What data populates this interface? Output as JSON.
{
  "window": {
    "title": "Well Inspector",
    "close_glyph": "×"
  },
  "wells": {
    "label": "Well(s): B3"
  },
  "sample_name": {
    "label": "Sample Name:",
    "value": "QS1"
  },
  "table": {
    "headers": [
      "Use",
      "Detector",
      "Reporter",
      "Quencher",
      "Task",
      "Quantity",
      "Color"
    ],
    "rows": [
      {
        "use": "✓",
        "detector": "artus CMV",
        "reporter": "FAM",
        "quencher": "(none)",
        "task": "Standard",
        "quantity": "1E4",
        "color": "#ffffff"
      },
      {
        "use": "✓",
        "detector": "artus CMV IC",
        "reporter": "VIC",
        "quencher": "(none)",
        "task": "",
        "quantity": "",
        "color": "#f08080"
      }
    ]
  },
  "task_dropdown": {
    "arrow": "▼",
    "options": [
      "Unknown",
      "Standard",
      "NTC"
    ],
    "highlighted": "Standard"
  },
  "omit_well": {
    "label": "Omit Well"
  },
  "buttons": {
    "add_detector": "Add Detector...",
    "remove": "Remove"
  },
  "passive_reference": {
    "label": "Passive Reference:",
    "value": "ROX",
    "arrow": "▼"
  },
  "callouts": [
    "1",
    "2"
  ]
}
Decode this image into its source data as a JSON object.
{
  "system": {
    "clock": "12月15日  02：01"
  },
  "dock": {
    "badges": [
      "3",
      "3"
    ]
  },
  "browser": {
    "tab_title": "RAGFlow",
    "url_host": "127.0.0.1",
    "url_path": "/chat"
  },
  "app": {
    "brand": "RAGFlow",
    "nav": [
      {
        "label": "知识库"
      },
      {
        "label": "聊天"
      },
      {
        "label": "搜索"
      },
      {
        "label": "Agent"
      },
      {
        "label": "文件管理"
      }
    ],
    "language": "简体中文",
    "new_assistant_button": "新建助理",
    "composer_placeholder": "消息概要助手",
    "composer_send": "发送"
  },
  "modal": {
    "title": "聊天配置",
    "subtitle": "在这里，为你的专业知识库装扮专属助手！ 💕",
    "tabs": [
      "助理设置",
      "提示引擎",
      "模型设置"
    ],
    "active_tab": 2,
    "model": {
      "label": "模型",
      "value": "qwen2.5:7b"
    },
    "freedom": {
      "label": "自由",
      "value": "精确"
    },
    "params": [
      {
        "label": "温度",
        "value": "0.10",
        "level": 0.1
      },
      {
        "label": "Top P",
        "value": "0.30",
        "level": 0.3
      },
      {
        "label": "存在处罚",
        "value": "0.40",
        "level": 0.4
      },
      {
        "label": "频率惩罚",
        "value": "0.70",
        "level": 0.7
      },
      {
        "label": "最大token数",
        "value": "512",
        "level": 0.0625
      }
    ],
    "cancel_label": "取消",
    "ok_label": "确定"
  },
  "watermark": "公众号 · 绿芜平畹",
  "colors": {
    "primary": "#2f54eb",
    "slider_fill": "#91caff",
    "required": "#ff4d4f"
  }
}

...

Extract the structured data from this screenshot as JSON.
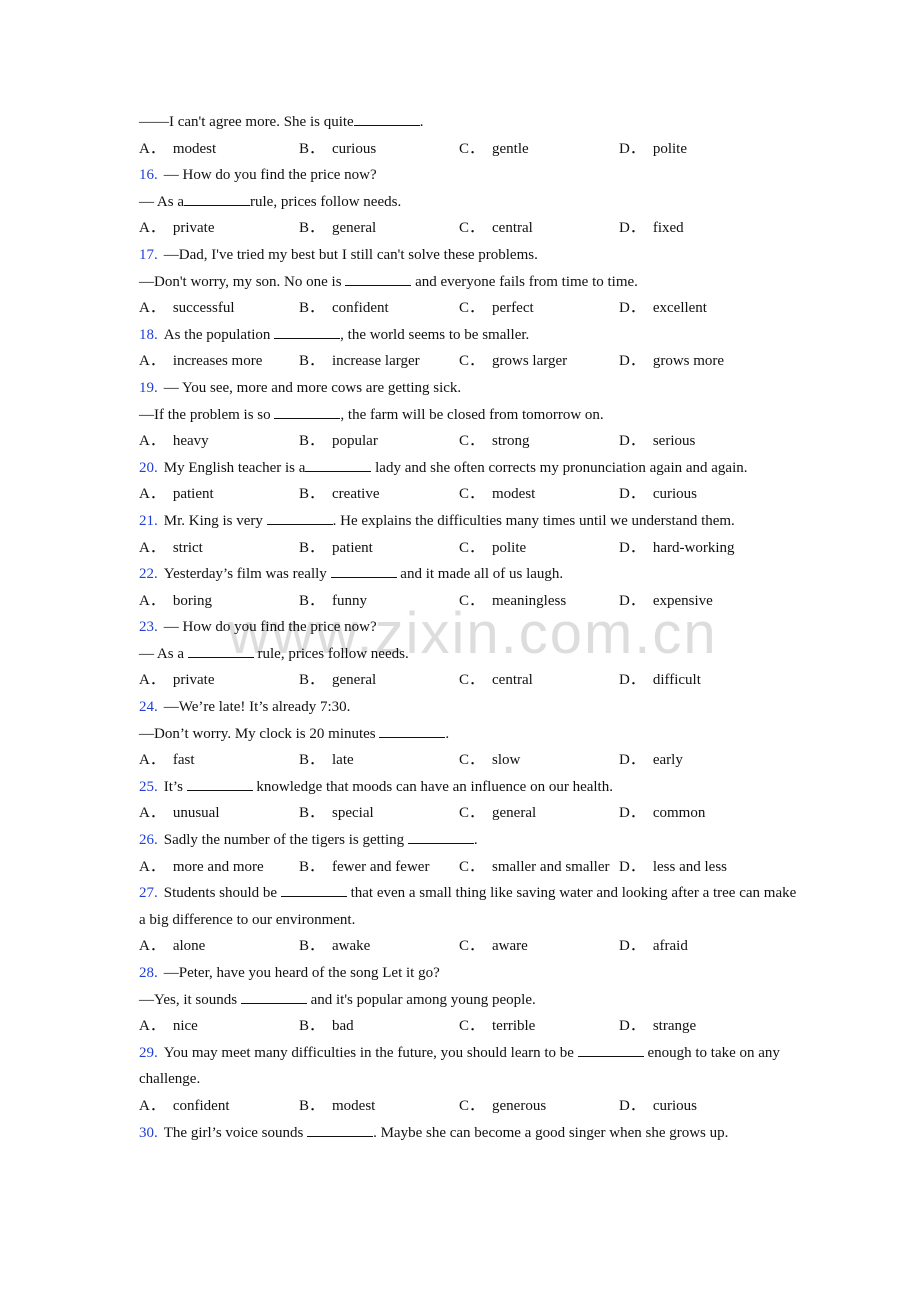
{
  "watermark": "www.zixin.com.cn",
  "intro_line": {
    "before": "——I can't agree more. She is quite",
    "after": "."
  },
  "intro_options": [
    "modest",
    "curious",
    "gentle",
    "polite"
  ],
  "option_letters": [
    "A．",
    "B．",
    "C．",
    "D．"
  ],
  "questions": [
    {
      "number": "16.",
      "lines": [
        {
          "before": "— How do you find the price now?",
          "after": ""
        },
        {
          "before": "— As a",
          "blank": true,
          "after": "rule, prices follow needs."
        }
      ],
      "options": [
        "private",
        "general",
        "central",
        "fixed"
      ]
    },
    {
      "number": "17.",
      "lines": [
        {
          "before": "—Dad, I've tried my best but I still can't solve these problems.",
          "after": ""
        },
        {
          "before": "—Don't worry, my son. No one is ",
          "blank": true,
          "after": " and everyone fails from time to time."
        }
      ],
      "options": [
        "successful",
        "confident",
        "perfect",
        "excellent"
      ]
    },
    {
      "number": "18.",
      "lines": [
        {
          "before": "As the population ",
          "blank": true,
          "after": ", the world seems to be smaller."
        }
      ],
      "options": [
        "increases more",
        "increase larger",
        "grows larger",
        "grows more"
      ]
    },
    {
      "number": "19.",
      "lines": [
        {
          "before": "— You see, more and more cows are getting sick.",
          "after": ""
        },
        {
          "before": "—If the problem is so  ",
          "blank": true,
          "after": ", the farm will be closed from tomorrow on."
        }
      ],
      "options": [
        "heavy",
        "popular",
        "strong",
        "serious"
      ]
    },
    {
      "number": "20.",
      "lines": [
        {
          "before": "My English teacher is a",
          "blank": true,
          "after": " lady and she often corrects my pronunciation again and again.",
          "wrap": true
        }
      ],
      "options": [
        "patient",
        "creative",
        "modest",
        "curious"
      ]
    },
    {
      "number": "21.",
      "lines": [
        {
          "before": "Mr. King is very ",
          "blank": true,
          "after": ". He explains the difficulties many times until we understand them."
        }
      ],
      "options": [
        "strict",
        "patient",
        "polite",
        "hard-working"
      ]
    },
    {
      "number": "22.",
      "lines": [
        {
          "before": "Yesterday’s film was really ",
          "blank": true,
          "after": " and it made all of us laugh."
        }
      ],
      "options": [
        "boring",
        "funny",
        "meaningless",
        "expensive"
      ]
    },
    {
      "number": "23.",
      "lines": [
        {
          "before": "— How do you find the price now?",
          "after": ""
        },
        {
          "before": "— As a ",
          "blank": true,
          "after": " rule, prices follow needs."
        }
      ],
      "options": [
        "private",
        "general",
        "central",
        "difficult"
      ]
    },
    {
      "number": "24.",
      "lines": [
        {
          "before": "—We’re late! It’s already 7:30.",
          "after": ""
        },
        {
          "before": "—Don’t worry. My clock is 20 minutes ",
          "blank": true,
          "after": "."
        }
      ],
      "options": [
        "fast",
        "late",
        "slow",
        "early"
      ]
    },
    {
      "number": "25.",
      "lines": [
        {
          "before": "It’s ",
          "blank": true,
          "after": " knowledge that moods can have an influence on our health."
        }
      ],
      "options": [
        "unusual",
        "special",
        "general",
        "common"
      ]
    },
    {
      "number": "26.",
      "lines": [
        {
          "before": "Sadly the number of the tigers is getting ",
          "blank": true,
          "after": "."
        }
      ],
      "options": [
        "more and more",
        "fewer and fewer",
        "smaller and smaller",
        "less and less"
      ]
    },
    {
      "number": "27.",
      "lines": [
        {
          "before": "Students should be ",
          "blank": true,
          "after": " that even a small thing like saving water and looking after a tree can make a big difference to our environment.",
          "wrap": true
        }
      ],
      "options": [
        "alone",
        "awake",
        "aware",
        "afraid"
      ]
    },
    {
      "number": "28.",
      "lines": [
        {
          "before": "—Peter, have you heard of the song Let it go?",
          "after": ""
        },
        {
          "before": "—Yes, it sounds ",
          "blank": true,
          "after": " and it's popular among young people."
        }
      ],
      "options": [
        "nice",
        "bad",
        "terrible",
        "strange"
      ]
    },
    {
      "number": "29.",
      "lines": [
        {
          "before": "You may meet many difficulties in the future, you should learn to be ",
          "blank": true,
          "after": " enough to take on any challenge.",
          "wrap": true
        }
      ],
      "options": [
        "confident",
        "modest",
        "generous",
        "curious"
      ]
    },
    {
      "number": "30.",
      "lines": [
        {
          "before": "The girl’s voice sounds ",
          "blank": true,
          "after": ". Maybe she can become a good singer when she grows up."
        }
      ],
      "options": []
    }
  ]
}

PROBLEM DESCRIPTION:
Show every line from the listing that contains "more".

ANSWER TO THE PROBLEM:
    "before": "——I can't agree more. She is quite",
        "increases more",
        "grows more"
          "before": "— You see, more and more cows are getting sick.",
        "more and more",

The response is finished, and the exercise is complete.